The pipeline is currently going through a federally mandated joint review panel process, but there is an incredibly diverse movement growing here in BC to stop the pipeline and speed the transition to a climate resilient, clean energy economy. Here are two recent examples: Yesterday, green groups sued the federal government to protect four endangered species living along the proposed pipeline and shipping route. Today, the province’s local governments passed a resolution opposing oil tanker expansion on the BC coast. Interesting times in BC, Canada, and on this planet we call Earth.
Related:
'Pipeline to prosperity or channel to catastrophe?' (Globe & Mail)
'Great Bear Rainforest: Pipeline through paradise' (National Geographic)
Dr. David Schindler: ‘The Canadian oil sands: economic saviour or environmental disaster?’ (key points) (YouTube)
‘First Nations warn of civil disobedience if Northern Gateway pipeline goes ahead’ (Times-Colonist)

Seen around town: Three of the signs posted on BC Premier Christy Clark’s constituency office earlier this spring by about 200 university and high school students rallying to oppose the proposed Enbridge Northern Gateway pipeline. The pipeline is intended to transport bitumen (i.e. heavy oil) west from Alberta’s tar sands through British Columbia’s Great Bear Rainforest to the province’s ecologically rich coast before being shipped to Asian markets.

The pipeline is currently going through a federally mandated joint review panel process, but there is an incredibly diverse movement growing here in BC to stop the pipeline and speed the transition to a climate resilient, clean energy economy. Here are two recent examples: Yesterday, green groups sued the federal government to protect four endangered species living along the proposed pipeline and shipping route. Today, the province’s local governments passed a resolution opposing oil tanker expansion on the BC coast. Interesting times in BC, Canada, and on this planet we call Earth.

Related:

Earlier in the summer we hiked the Ripple Rock Trail near Campbell River on Vancouver Island. It’s a short, 3-hour hike that ends on a rocky bluff overlooking Seymour Narrows. In 1958, it was the site of the largest non-nuclear human generated explosion of all time. It’s a beautiful place to eat a sandwich, feel the breeze, and watch birds of prey flying overhead. We were lucky enough to see a pod of transient orcas swimming up the Narrows while we were there.

Around Town: "Yogi Bear" posted on a wall just east of Main Street along the 10th Ave bikeway. More pics here if you’re interested.

Around Town: "Yogi Bear" posted on a wall just east of Main Street along the 10th Ave bikeway. More pics here if you’re interested.

Around town: Six shots from the weekend

I’m a little scratched up, but no worse for wear. Picked 3 buckets full of these suckers along an old railway corridor this afternoon.

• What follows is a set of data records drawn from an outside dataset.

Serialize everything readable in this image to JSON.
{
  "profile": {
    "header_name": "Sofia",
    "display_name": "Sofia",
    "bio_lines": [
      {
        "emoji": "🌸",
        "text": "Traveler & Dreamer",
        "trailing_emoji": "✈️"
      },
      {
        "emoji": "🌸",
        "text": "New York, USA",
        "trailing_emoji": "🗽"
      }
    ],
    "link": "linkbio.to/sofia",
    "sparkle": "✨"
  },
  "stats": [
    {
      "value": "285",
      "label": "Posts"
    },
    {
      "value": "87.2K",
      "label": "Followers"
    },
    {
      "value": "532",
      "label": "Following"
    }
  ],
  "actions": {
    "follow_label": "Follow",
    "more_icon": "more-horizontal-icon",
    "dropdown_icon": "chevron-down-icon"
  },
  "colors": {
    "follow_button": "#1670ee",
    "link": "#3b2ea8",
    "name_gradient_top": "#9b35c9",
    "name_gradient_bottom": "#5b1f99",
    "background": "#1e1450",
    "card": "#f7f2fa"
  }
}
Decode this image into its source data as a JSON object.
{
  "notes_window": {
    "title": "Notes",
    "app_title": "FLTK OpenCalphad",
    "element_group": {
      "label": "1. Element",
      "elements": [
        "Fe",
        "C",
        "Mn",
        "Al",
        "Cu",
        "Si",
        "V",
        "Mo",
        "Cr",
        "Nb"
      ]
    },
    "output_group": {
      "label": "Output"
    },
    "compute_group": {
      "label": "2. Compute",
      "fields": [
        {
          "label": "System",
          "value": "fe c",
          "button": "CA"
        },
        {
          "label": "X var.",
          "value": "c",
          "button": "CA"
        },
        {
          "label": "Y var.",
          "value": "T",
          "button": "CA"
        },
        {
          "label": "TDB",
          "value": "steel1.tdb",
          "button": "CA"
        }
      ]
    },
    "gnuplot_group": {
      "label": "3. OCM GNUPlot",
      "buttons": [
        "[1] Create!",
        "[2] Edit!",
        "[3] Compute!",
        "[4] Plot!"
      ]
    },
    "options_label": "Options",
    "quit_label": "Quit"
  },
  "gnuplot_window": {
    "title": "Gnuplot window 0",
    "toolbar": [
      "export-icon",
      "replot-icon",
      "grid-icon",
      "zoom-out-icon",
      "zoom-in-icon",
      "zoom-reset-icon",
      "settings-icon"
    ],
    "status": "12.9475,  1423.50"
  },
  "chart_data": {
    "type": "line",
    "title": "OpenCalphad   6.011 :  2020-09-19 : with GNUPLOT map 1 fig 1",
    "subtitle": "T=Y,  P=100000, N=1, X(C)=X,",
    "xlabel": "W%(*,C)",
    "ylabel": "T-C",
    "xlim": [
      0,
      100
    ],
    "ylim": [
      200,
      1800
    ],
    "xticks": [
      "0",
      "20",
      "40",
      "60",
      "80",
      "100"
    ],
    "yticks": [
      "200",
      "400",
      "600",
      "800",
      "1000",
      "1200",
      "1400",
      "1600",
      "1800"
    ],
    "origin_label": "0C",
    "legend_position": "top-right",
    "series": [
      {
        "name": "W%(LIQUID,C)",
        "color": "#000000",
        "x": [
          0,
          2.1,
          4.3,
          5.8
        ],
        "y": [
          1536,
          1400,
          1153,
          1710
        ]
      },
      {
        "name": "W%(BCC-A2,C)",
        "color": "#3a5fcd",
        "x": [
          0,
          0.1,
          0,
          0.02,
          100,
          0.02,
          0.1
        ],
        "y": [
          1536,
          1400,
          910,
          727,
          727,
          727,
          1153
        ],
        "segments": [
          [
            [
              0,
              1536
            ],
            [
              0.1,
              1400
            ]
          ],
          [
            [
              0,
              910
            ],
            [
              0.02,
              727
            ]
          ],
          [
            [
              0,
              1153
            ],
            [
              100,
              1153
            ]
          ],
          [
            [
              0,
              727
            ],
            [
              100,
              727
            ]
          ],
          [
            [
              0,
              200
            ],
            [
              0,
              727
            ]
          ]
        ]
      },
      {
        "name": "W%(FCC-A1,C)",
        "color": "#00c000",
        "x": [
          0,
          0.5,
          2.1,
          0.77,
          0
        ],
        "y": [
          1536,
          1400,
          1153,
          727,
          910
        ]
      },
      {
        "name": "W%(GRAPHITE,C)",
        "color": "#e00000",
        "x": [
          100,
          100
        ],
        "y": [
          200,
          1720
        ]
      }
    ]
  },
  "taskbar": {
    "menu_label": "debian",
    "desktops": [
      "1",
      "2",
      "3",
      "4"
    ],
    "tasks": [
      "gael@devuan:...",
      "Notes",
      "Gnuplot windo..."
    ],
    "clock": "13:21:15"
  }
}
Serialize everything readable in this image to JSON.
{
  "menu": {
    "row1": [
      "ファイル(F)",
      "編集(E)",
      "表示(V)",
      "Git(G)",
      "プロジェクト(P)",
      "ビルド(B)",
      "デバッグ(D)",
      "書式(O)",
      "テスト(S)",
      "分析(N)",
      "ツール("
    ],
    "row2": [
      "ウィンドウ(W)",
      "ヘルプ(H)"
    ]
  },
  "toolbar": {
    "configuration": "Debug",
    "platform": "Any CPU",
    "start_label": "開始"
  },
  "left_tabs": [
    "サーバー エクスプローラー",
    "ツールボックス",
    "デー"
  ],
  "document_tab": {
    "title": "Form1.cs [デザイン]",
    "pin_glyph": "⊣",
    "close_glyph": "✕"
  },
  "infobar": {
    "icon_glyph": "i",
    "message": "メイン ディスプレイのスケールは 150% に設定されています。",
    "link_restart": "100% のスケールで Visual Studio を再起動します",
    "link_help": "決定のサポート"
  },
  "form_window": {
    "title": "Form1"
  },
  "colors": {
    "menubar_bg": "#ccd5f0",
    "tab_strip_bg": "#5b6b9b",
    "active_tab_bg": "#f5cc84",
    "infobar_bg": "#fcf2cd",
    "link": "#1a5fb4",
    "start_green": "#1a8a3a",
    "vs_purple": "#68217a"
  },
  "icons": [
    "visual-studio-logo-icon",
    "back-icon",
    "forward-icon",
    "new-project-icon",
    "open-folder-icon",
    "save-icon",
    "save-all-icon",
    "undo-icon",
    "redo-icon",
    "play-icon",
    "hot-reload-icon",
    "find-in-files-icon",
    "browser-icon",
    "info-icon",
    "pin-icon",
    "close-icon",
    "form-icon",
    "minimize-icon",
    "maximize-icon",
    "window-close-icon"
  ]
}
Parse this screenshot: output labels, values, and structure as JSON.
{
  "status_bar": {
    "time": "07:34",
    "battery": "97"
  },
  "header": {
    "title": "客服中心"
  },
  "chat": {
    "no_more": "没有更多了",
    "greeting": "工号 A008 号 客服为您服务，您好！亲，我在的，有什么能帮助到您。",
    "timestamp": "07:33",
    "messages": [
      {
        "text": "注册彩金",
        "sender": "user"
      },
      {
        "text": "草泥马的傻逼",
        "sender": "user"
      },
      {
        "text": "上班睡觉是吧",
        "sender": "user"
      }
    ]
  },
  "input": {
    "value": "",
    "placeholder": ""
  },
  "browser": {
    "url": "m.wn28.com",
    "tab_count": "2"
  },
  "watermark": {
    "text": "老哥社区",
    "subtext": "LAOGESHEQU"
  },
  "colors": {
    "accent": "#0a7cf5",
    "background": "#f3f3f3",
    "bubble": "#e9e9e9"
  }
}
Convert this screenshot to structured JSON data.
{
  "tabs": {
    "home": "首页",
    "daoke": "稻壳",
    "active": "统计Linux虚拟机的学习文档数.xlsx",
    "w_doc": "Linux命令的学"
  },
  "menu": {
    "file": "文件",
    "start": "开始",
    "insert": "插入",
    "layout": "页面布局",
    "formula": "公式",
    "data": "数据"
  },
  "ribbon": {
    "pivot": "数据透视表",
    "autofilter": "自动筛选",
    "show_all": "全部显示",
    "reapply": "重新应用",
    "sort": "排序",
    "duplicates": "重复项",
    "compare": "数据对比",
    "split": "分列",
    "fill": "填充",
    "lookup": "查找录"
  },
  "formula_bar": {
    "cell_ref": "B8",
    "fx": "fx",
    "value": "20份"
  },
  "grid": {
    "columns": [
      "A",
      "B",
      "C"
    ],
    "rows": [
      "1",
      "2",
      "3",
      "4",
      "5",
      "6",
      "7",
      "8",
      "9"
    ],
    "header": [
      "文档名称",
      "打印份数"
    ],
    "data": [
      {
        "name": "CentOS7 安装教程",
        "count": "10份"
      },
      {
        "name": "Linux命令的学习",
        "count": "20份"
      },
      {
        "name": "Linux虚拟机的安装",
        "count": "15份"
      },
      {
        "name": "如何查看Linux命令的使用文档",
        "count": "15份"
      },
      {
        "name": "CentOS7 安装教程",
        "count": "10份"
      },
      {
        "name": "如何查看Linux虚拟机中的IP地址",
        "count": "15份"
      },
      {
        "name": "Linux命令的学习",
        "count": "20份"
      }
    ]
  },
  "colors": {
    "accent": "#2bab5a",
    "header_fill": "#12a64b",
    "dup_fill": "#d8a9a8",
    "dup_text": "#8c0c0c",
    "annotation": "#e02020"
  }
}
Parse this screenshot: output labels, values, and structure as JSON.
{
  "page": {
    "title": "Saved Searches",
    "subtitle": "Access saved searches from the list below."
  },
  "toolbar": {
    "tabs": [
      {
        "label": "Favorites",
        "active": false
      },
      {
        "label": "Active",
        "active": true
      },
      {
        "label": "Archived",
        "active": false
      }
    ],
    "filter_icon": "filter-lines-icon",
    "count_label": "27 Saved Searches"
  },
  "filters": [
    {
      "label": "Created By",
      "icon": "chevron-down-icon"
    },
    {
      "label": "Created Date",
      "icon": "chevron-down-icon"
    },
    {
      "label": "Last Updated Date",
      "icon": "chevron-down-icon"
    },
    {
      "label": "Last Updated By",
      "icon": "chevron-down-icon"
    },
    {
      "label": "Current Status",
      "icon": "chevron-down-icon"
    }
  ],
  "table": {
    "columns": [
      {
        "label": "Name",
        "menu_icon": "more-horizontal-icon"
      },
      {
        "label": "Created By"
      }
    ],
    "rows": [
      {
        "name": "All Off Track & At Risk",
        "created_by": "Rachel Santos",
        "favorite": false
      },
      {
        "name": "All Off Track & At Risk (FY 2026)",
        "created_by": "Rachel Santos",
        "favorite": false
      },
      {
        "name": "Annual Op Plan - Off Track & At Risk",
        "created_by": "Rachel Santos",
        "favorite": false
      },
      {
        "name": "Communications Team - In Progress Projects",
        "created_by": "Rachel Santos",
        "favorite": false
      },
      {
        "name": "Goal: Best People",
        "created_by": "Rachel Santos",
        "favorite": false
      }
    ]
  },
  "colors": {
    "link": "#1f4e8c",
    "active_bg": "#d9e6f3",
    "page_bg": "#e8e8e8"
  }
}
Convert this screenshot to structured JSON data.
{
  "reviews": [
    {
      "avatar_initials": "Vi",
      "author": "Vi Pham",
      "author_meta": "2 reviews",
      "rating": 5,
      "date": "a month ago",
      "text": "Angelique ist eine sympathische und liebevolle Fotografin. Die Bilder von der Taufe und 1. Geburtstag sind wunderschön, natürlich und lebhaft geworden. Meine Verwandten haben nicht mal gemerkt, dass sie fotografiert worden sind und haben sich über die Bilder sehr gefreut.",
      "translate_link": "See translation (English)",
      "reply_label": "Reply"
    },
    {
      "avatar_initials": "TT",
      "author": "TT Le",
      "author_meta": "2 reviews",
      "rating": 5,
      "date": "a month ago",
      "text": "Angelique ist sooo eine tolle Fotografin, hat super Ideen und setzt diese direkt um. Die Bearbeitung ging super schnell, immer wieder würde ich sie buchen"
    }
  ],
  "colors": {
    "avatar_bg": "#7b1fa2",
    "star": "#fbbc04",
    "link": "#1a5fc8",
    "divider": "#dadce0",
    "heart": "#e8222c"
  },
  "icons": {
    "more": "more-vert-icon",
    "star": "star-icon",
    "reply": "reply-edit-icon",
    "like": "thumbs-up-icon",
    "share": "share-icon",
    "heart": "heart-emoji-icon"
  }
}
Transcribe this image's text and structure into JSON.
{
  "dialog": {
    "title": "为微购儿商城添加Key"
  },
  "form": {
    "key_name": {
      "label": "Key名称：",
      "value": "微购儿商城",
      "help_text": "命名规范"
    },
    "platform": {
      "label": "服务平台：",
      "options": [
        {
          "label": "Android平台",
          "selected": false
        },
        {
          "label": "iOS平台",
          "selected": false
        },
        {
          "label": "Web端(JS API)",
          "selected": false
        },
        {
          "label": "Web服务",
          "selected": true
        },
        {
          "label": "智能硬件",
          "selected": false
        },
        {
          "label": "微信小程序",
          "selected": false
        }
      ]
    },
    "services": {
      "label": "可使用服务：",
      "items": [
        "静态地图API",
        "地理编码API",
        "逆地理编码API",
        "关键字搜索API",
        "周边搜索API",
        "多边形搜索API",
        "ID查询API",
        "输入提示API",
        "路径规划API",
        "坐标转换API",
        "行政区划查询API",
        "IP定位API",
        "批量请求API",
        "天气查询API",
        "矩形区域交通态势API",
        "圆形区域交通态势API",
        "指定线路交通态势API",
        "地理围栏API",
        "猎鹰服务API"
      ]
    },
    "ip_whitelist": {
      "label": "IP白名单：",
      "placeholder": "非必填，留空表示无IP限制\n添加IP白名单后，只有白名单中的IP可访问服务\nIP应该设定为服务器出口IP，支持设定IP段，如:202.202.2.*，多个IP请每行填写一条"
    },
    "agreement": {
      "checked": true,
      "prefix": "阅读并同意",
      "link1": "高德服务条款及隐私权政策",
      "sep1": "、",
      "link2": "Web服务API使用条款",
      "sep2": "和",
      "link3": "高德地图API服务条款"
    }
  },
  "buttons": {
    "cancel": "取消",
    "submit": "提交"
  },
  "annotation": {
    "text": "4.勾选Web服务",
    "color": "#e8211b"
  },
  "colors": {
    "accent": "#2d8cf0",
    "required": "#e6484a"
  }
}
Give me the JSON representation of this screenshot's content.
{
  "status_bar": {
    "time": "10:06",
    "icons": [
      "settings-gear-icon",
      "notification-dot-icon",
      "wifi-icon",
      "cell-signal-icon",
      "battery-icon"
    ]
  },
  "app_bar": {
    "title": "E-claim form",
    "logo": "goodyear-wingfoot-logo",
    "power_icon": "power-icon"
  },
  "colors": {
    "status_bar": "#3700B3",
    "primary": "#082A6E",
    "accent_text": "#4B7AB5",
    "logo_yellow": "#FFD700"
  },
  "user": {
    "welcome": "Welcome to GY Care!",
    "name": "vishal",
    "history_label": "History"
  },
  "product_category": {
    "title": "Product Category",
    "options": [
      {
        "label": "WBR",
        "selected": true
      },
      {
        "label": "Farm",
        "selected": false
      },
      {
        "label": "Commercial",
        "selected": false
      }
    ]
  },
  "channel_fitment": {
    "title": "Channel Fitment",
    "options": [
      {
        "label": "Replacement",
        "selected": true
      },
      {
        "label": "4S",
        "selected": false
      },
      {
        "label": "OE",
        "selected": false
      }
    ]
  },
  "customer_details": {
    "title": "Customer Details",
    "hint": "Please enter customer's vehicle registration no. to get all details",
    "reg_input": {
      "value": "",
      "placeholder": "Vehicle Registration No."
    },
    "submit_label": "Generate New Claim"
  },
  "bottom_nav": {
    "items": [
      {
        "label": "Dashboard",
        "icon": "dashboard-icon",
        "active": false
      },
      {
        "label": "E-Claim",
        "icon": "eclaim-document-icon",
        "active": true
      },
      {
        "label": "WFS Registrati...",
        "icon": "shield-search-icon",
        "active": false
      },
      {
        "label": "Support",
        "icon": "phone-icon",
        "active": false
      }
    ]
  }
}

It’s blackberry season… time to make some jam!

Fossil Fuels | 'Infographic: How Tar Sands Oil Is Produced'
From NPR:

The oil product extracted from Canada’s tar sands isn’t like conventional crude. Known as bitumen, it’s sticky and so thick, it can’t flow down a pipeline without extensive processing. There are two methods for getting bitumen out of the ground and turning it into usable products. Both are complex, energy-intensive and expensive processes – but high oil prices are finally making tar sands profitable.

Related:
'When This Oil Spills, It's 'A Whole New Monster' (NPR)
‘Oil Sands: Canada’s 10 Ethical Challenges: The Series’ (The Tyee)
‘Oh Canada: The Government’s Broad Assault on Environment’ (Yale e360)

Fossil Fuels | 'Infographic: How Tar Sands Oil Is Produced'

From NPR:

The oil product extracted from Canada’s tar sands isn’t like conventional crude. Known as bitumen, it’s sticky and so thick, it can’t flow down a pipeline without extensive processing. There are two methods for getting bitumen out of the ground and turning it into usable products. Both are complex, energy-intensive and expensive processes – but high oil prices are finally making tar sands profitable.

Related: